EXERCISE INSTRUCTIONS: From the entries below, gather every line containing the string "label".

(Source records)
----------

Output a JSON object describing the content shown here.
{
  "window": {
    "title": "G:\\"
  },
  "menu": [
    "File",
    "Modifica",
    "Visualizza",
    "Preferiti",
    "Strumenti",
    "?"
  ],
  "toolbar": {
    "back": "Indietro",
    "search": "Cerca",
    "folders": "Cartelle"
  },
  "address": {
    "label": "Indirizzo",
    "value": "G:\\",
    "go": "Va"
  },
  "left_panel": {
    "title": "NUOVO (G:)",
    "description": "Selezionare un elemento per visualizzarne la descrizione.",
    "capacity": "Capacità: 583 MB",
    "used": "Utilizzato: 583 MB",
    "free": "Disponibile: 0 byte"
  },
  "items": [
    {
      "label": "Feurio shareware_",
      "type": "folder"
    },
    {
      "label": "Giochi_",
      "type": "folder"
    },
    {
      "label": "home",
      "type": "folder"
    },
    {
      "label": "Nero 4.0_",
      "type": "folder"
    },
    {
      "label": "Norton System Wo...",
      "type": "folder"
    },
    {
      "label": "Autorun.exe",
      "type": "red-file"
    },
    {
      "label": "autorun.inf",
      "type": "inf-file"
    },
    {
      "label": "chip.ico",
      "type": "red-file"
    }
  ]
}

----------

ANSWER SECTION:
    "label": "Indirizzo",
      "label": "Feurio shareware_",
      "label": "Giochi_",
      "label": "home",
      "label": "Nero 4.0_",
      "label": "Norton System Wo...",
      "label": "Autorun.exe",
      "label": "autorun.inf",
      "label": "chip.ico",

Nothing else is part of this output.